GIVEN DATA: Begin

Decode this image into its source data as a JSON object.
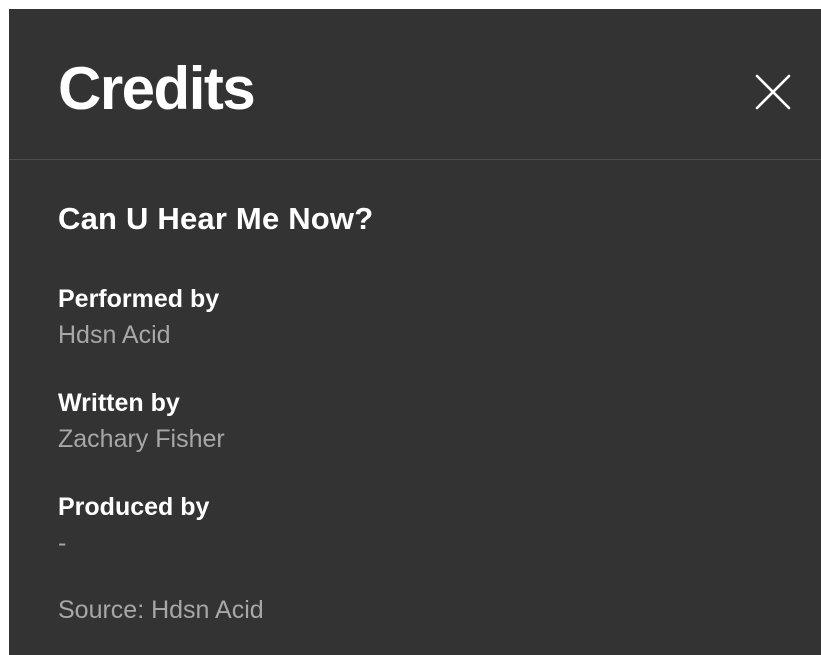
{
  "dialog": {
    "title": "Credits",
    "close_icon": "close-icon"
  },
  "track": {
    "title": "Can U Hear Me Now?"
  },
  "credits": [
    {
      "label": "Performed by",
      "value": "Hdsn Acid"
    },
    {
      "label": "Written by",
      "value": "Zachary Fisher"
    },
    {
      "label": "Produced by",
      "value": "-"
    }
  ],
  "source": "Source: Hdsn Acid",
  "colors": {
    "background": "#333333",
    "divider": "#4e4e4e",
    "primary_text": "#ffffff",
    "secondary_text": "#a7a7a7"
  }
}
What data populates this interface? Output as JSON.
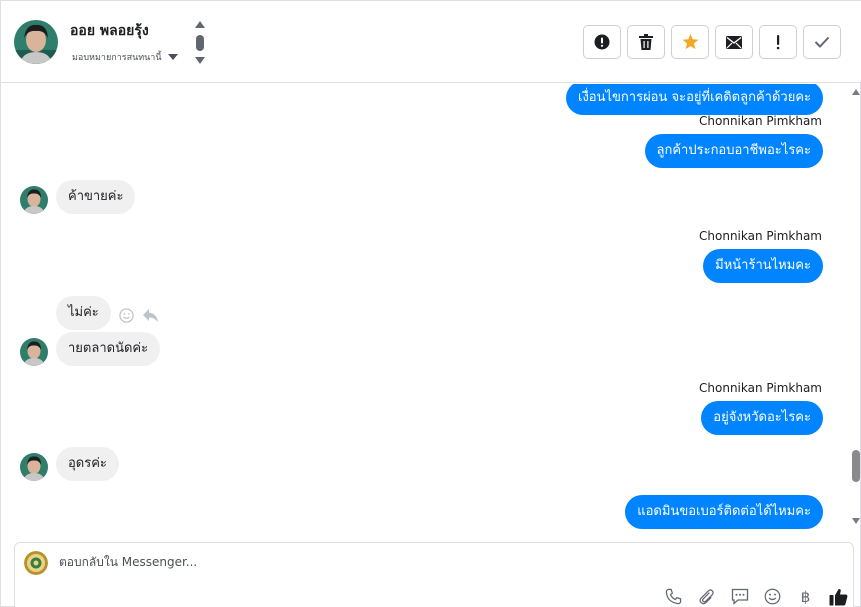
{
  "header": {
    "contact_name": "ออย พลอยรุ้ง",
    "assign_label": "มอบหมายการสนทนานี้",
    "actions": [
      {
        "name": "spam-button",
        "icon": "alert-circle-icon"
      },
      {
        "name": "delete-button",
        "icon": "trash-icon"
      },
      {
        "name": "star-button",
        "icon": "star-icon"
      },
      {
        "name": "mark-unread-button",
        "icon": "envelope-icon"
      },
      {
        "name": "follow-up-button",
        "icon": "exclamation-icon"
      },
      {
        "name": "mark-done-button",
        "icon": "check-icon"
      }
    ]
  },
  "messages": [
    {
      "direction": "out",
      "text": "เงื่อนไขการผ่อน จะอยู่ที่เคดิตลูกค้าด้วยคะ"
    },
    {
      "direction": "out",
      "sender": "Chonnikan Pimkham",
      "text": "ลูกค้าประกอบอาชีพอะไรคะ"
    },
    {
      "direction": "in",
      "text": "ค้าขายค่ะ"
    },
    {
      "direction": "out",
      "sender": "Chonnikan Pimkham",
      "text": "มีหน้าร้านไหมคะ"
    },
    {
      "direction": "in",
      "text": "ไม่ค่ะ"
    },
    {
      "direction": "in",
      "text": "ายตลาดนัดค่ะ"
    },
    {
      "direction": "out",
      "sender": "Chonnikan Pimkham",
      "text": "อยู่จังหวัดอะไรคะ"
    },
    {
      "direction": "in",
      "text": "อุดรค่ะ"
    },
    {
      "direction": "out",
      "text": "แอดมินขอเบอร์ติดต่อได้ไหมคะ"
    }
  ],
  "composer": {
    "placeholder": "ตอบกลับใน Messenger...",
    "value": "",
    "tools": [
      "phone-icon",
      "paperclip-icon",
      "saved-reply-icon",
      "emoji-icon",
      "baht-icon",
      "thumbs-up-icon"
    ],
    "baht_symbol": "฿"
  },
  "colors": {
    "outgoing_bubble": "#0084ff",
    "incoming_bubble": "#f1f0f0",
    "star": "#f5a623"
  }
}
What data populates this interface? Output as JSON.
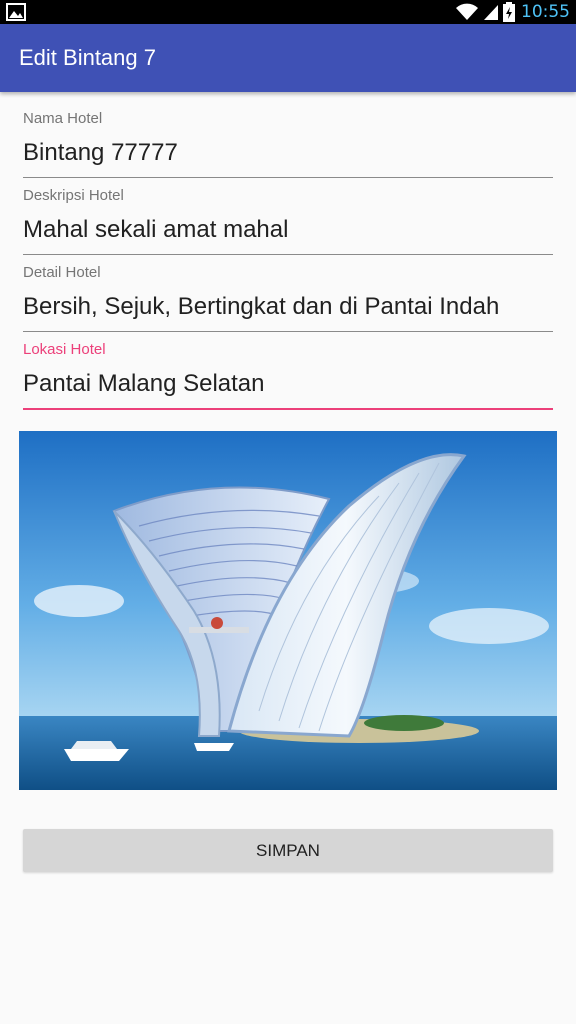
{
  "status_bar": {
    "time": "10:55"
  },
  "app_bar": {
    "title": "Edit Bintang 7"
  },
  "form": {
    "fields": [
      {
        "label": "Nama Hotel",
        "value": "Bintang 77777",
        "focused": false
      },
      {
        "label": "Deskripsi Hotel",
        "value": "Mahal sekali amat mahal",
        "focused": false
      },
      {
        "label": "Detail Hotel",
        "value": "Bersih, Sejuk, Bertingkat dan di Pantai Indah",
        "focused": false
      },
      {
        "label": "Lokasi Hotel",
        "value": "Pantai Malang Selatan",
        "focused": true
      }
    ],
    "accent_color": "#ec407a"
  },
  "image": {
    "subject": "hotel-photo"
  },
  "actions": {
    "save_label": "SIMPAN"
  },
  "colors": {
    "primary": "#3f51b5",
    "background": "#fafafa"
  }
}
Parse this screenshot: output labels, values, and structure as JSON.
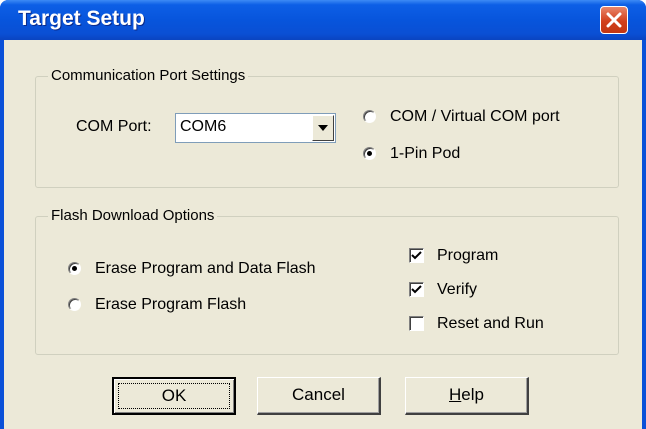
{
  "window": {
    "title": "Target Setup"
  },
  "comm_group": {
    "legend": "Communication Port Settings",
    "com_port_label": "COM Port:",
    "com_port_value": "COM6",
    "radio_options": [
      {
        "label": "COM / Virtual COM port",
        "selected": false
      },
      {
        "label": "1-Pin Pod",
        "selected": true
      }
    ]
  },
  "flash_group": {
    "legend": "Flash Download Options",
    "radio_options": [
      {
        "label": "Erase Program and Data Flash",
        "selected": true
      },
      {
        "label": "Erase Program Flash",
        "selected": false
      }
    ],
    "checkboxes": [
      {
        "label": "Program",
        "checked": true
      },
      {
        "label": "Verify",
        "checked": true
      },
      {
        "label": "Reset and Run",
        "checked": false
      }
    ]
  },
  "buttons": {
    "ok": "OK",
    "cancel": "Cancel",
    "help_mnemonic": "H",
    "help_rest": "elp"
  }
}
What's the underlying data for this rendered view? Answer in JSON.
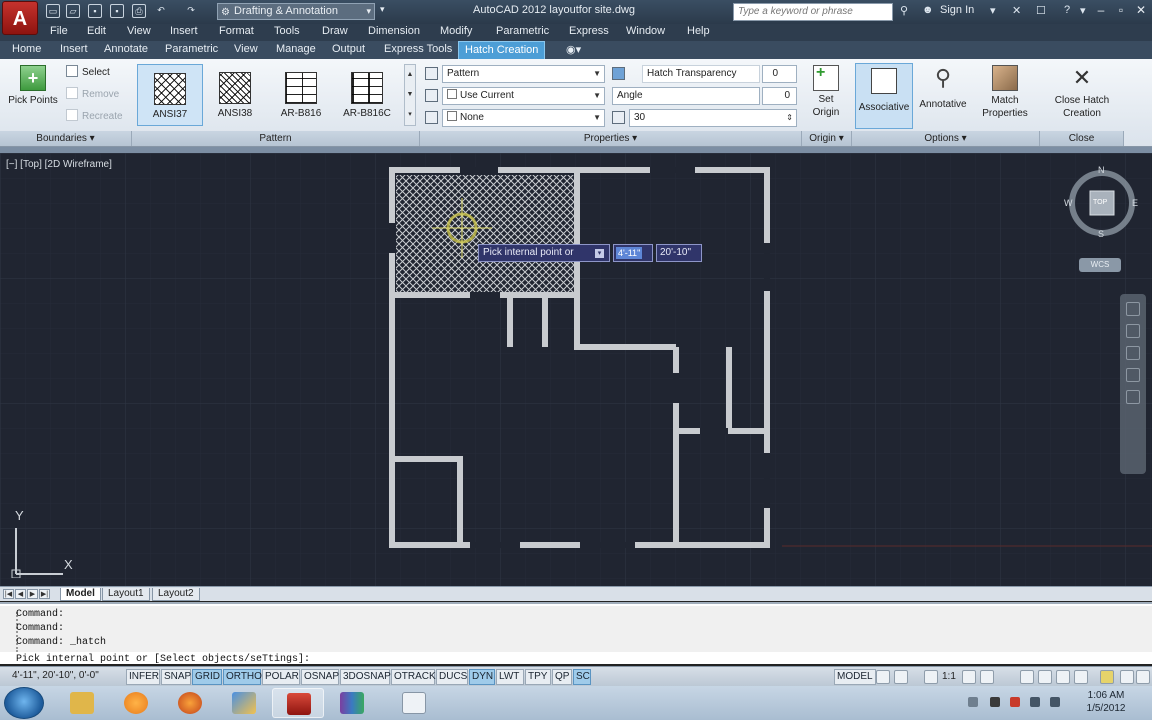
{
  "window": {
    "title": "AutoCAD 2012    layoutfor site.dwg",
    "workspace": "Drafting & Annotation",
    "search_placeholder": "Type a keyword or phrase",
    "sign_in": "Sign In"
  },
  "menu": [
    "File",
    "Edit",
    "View",
    "Insert",
    "Format",
    "Tools",
    "Draw",
    "Dimension",
    "Modify",
    "Parametric",
    "Express",
    "Window",
    "Help"
  ],
  "ribbon_tabs": [
    "Home",
    "Insert",
    "Annotate",
    "Parametric",
    "View",
    "Manage",
    "Output",
    "Express Tools",
    "Hatch Creation"
  ],
  "active_tab": "Hatch Creation",
  "ribbon": {
    "boundaries": {
      "pick_points": "Pick Points",
      "select": "Select",
      "remove": "Remove",
      "recreate": "Recreate",
      "footer": "Boundaries ▾"
    },
    "pattern": {
      "swatches": [
        "ANSI37",
        "ANSI38",
        "AR-B816",
        "AR-B816C"
      ],
      "selected": "ANSI37",
      "footer": "Pattern"
    },
    "properties": {
      "type": "Pattern",
      "color": "Use Current",
      "background": "None",
      "transparency_label": "Hatch Transparency",
      "transparency_value": "0",
      "angle_label": "Angle",
      "angle_value": "0",
      "scale_value": "30",
      "footer": "Properties ▾"
    },
    "origin": {
      "set_origin": "Set Origin",
      "footer": "Origin ▾"
    },
    "options": {
      "associative": "Associative",
      "annotative": "Annotative",
      "match_properties": "Match Properties",
      "footer": "Options ▾"
    },
    "close": {
      "label": "Close Hatch Creation",
      "footer": "Close"
    }
  },
  "viewport": {
    "label": "[−] [Top] [2D Wireframe]",
    "compass": {
      "n": "N",
      "s": "S",
      "e": "E",
      "w": "W",
      "top": "TOP"
    },
    "wcs": "WCS",
    "ucs_x": "X",
    "ucs_y": "Y"
  },
  "dynamic_input": {
    "prompt": "Pick internal point or",
    "x_value": "4'-11\"",
    "y_value": "20'-10\""
  },
  "layout_tabs": [
    "Model",
    "Layout1",
    "Layout2"
  ],
  "active_layout": "Model",
  "command": {
    "history": [
      "Command:",
      "Command:",
      "Command: _hatch"
    ],
    "prompt": "Pick internal point or [Select objects/seTtings]:"
  },
  "status": {
    "coords": "4'-11\", 20'-10\", 0'-0\"",
    "toggles": [
      {
        "label": "INFER",
        "on": false
      },
      {
        "label": "SNAP",
        "on": false
      },
      {
        "label": "GRID",
        "on": true
      },
      {
        "label": "ORTHO",
        "on": true
      },
      {
        "label": "POLAR",
        "on": false
      },
      {
        "label": "OSNAP",
        "on": false
      },
      {
        "label": "3DOSNAP",
        "on": false
      },
      {
        "label": "OTRACK",
        "on": false
      },
      {
        "label": "DUCS",
        "on": false
      },
      {
        "label": "DYN",
        "on": true
      },
      {
        "label": "LWT",
        "on": false
      },
      {
        "label": "TPY",
        "on": false
      },
      {
        "label": "QP",
        "on": false
      },
      {
        "label": "SC",
        "on": true
      }
    ],
    "model": "MODEL",
    "scale": "1:1"
  },
  "taskbar": {
    "time": "1:06 AM",
    "date": "1/5/2012"
  }
}
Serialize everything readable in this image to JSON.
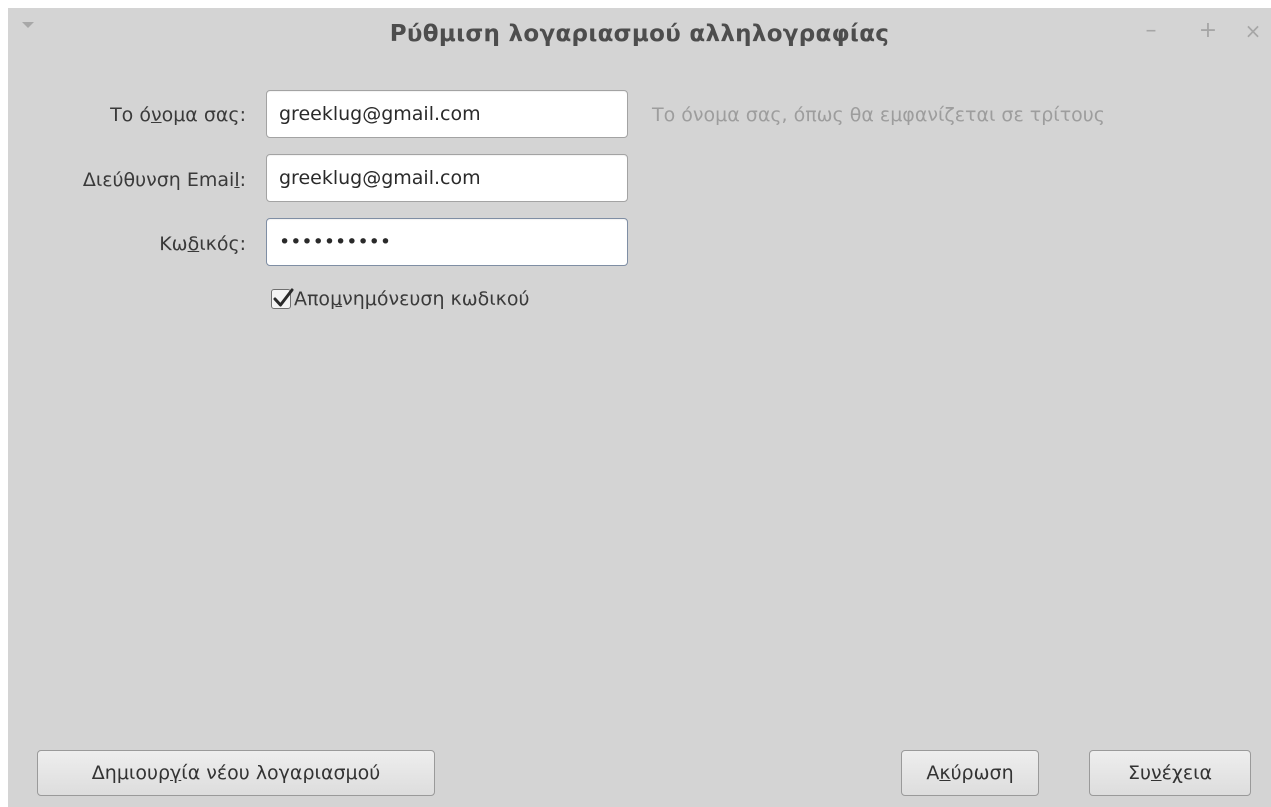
{
  "window": {
    "title": "Ρύθμιση λογαριασμού αλληλογραφίας"
  },
  "titlebar_buttons": {
    "minimize": "–",
    "maximize": "+",
    "close": "×"
  },
  "form": {
    "name": {
      "label_pre": "Το ό",
      "label_key": "ν",
      "label_post": "ομα σας:",
      "value": "greeklug@gmail.com",
      "hint": "Το όνομα σας, όπως θα εμφανίζεται σε τρίτους"
    },
    "email": {
      "label_pre": "Διεύθυνση Emai",
      "label_key": "l",
      "label_post": ":",
      "value": "greeklug@gmail.com"
    },
    "password": {
      "label_pre": "Κω",
      "label_key": "δ",
      "label_post": "ικός:",
      "value": "••••••••••"
    },
    "remember": {
      "checked": true,
      "label_pre": "Απο",
      "label_key": "μ",
      "label_post": "νημόνευση κωδικού"
    }
  },
  "buttons": {
    "create_pre": "Δημιουρ",
    "create_key": "γ",
    "create_post": "ία νέου λογαριασμού",
    "cancel_pre": "Α",
    "cancel_key": "κ",
    "cancel_post": "ύρωση",
    "next_pre": "Συ",
    "next_key": "ν",
    "next_post": "έχεια"
  }
}
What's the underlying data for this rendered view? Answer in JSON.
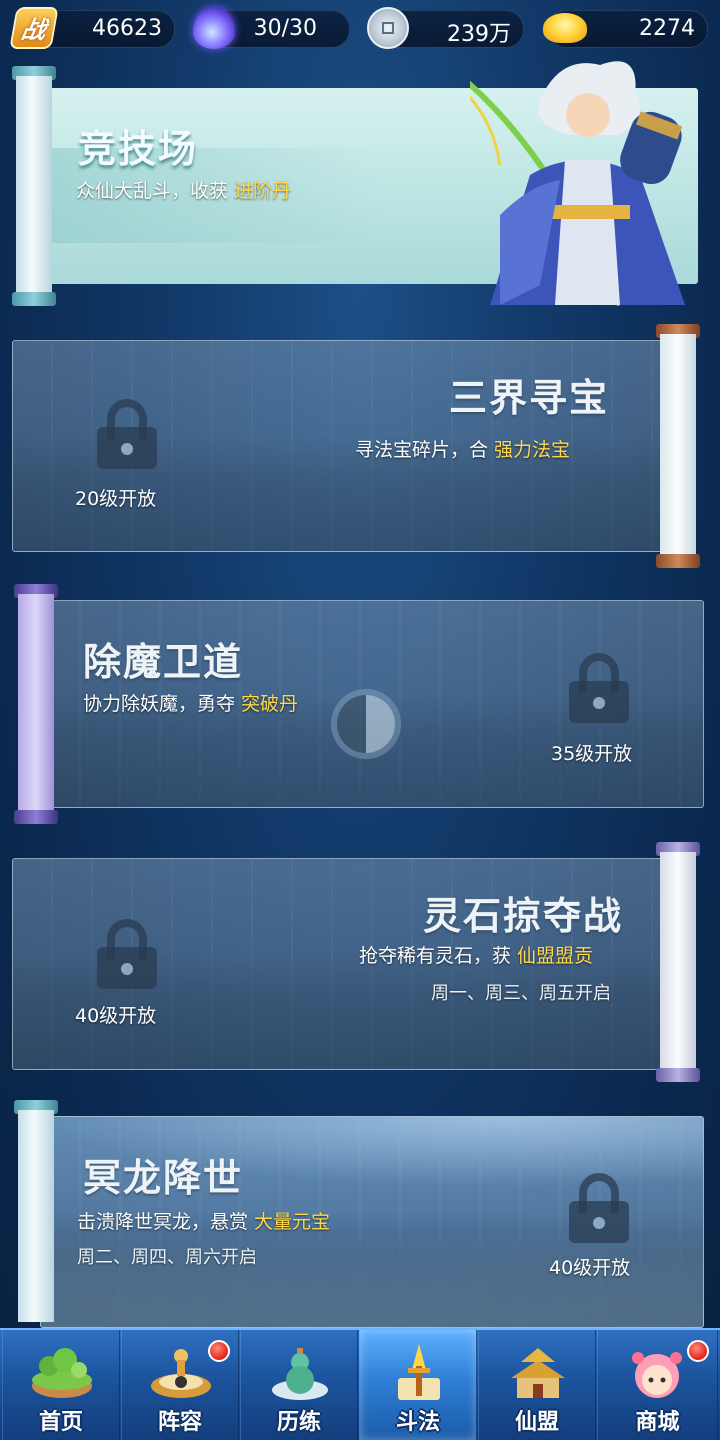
{
  "resources": {
    "power": {
      "icon": "power-icon",
      "icon_text": "战",
      "value": "46623"
    },
    "energy": {
      "icon": "energy-flame-icon",
      "value": "30/30"
    },
    "coins": {
      "icon": "copper-coin-icon",
      "value": "239万"
    },
    "gold": {
      "icon": "gold-ingot-icon",
      "value": "2274"
    }
  },
  "cards": {
    "arena": {
      "title": "竞技场",
      "desc": "众仙大乱斗，收获 ",
      "highlight": "进阶丹"
    },
    "treasure": {
      "title": "三界寻宝",
      "desc": "寻法宝碎片，合 ",
      "highlight": "强力法宝",
      "level": "20级开放"
    },
    "demon": {
      "title": "除魔卫道",
      "desc": "协力除妖魔，勇夺 ",
      "highlight": "突破丹",
      "level": "35级开放"
    },
    "spirit": {
      "title": "灵石掠夺战",
      "desc": "抢夺稀有灵石，获 ",
      "highlight": "仙盟盟贡",
      "days": "周一、周三、周五开启",
      "level": "40级开放"
    },
    "dragon": {
      "title": "冥龙降世",
      "desc": "击溃降世冥龙，悬赏 ",
      "highlight": "大量元宝",
      "days": "周二、周四、周六开启",
      "level": "40级开放"
    }
  },
  "nav": {
    "tabs": [
      {
        "label": "首页",
        "icon": "island-icon",
        "active": false,
        "badge": false
      },
      {
        "label": "阵容",
        "icon": "formation-icon",
        "active": false,
        "badge": true
      },
      {
        "label": "历练",
        "icon": "gourd-icon",
        "active": false,
        "badge": false
      },
      {
        "label": "斗法",
        "icon": "duel-icon",
        "active": true,
        "badge": false
      },
      {
        "label": "仙盟",
        "icon": "palace-icon",
        "active": false,
        "badge": false
      },
      {
        "label": "商城",
        "icon": "shop-girl-icon",
        "active": false,
        "badge": true
      }
    ]
  },
  "colors": {
    "highlight": "#ffd84a",
    "nav_active": "#4a9cf0",
    "badge": "#e3211a"
  }
}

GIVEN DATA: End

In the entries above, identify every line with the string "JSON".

§ **SOLUTION FOR THIS EXERCISE**
Decode this image into its source data as a JSON object.
What data populates this interface? Output as JSON.
What data populates this interface? Output as JSON.
Parse this screenshot: output labels, values, and structure as JSON.
What's the underlying data for this rendered view? Answer in JSON.
Serialize everything readable in this image to JSON.
What's the underlying data for this rendered view? Answer in JSON.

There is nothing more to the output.